Nutrients 14 00550 g001
Figure 2. Reactions in the lung and intestine in patients infected with COVID-19. ARDS = acute respiratory distress syndrome. Figure generated with BioRender.
Figure 2. Reactions in the lung and intestine in patients infected with COVID-19. ARDS = acute respiratory distress syndrome. Figure generated with BioRender.
Nutrients 14 00550 g002
Figure 3. Tea polyphenols inhibit viral infections through different mechanisms. TP = tea polyphenols; 3CLpro = 3-chymotrypsin-like protease; Nrf2 = Nuclear factor erythroid 2 p45-related factor 2. Figure generated with BioRender.
Figure 3. Tea polyphenols inhibit viral infections through different mechanisms. TP = tea polyphenols; 3CLpro = 3-chymotrypsin-like protease; Nrf2 = Nuclear factor erythroid 2 p45-related factor 2. Figure generated with BioRender.
Nutrients 14 00550 g003
Figure 4. Tea polyphenols increase probiotics in the gut-lung axis, reduce pro-inflammatory factors, and improve the body’s immunity to fight against SARS-CoV-2. Th1 = T helper cell 1; SCFAs = short-chain fatty acids. Figure generated with BioRender.
Figure 4. Tea polyphenols increase probiotics in the gut-lung axis, reduce pro-inflammatory factors, and improve the body’s immunity to fight against SARS-CoV-2. Th1 = T helper cell 1; SCFAs = short-chain fatty acids. Figure generated with BioRender.
Nutrients 14 00550 g004
Publisher’s Note: MDPI stays neutral with regard to jurisdictional claims in published maps and institutional affiliations.

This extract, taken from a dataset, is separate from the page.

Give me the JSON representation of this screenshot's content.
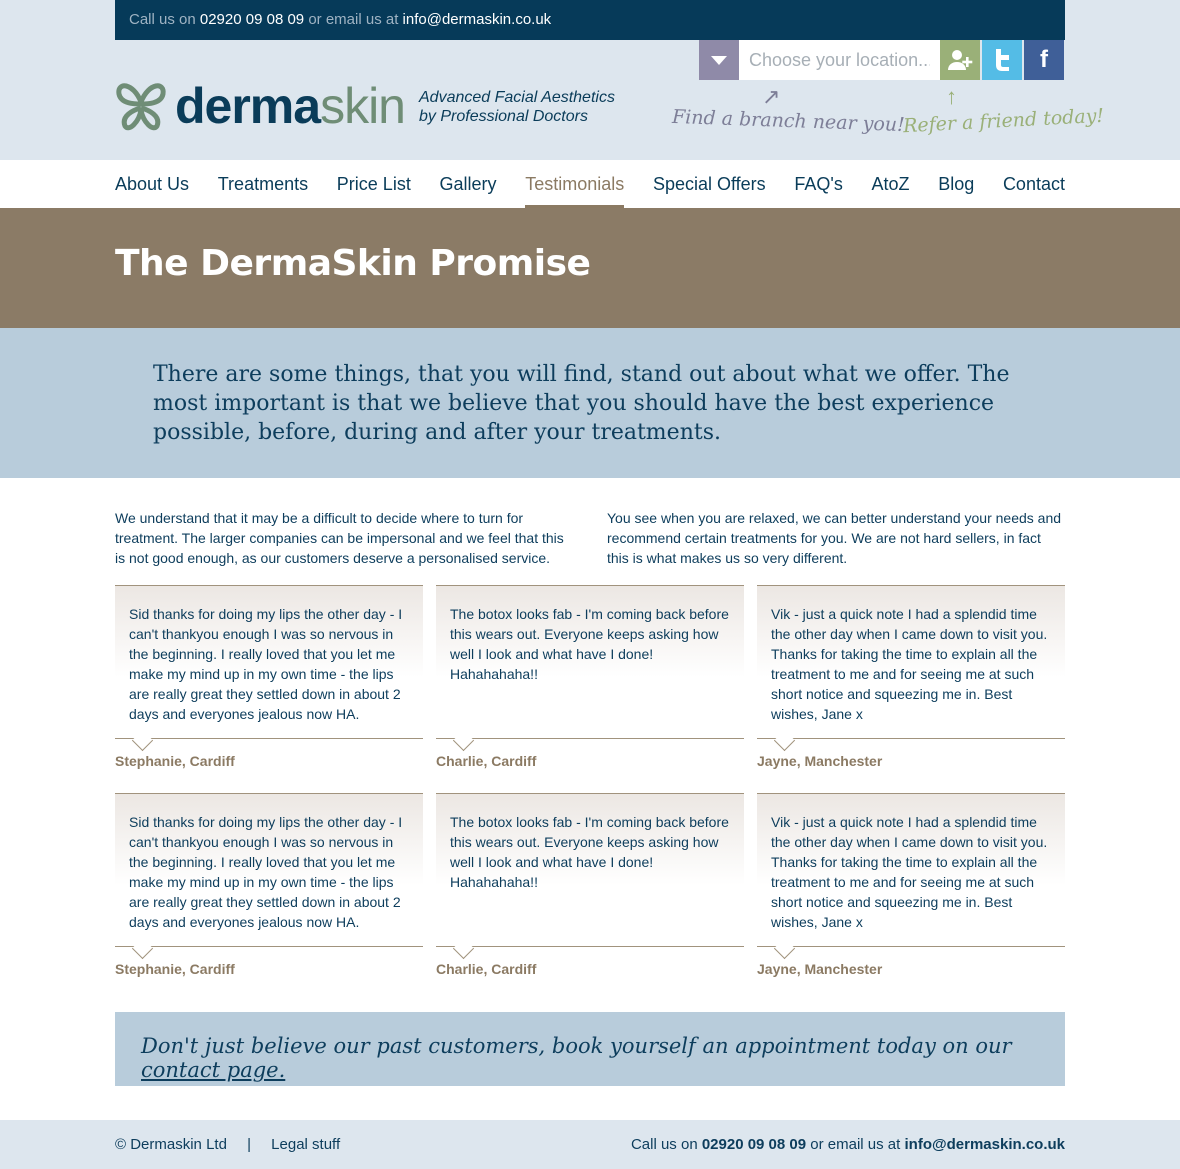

Share and Cite

MDPI and ACS Style

Hong, M.; Cheng, L.; Liu, Y.; Wu, Z.; Zhang, P.; Zhang, X. A Natural Plant Source-Tea Polyphenols, a Potential Drug for Improving Immunity and Combating Virus. Nutrients 2022, 14, 550. https://doi.org/10.3390/nu14030550

AMA Style

Hong M, Cheng L, Liu Y, Wu Z, Zhang P, Zhang X. A Natural Plant Source-Tea Polyphenols, a Potential Drug for Improving Immunity and Combating Virus. Nutrients. 2022; 14(3):550. https://doi.org/10.3390/nu14030550

Chicago/Turabian Style

Hong, Mengyu, Lu Cheng, Yanan Liu, Zufang Wu, Peng Zhang, and Xin Zhang. 2022. "A Natural Plant Source-Tea Polyphenols, a Potential Drug for Improving Immunity and Combating Virus" Nutrients 14, no. 3: 550. https://doi.org/10.3390/nu14030550

Note that from the first issue of 2016, this journal uses article numbers instead of page numbers. See further details here.

Article Metrics

Back to TopTop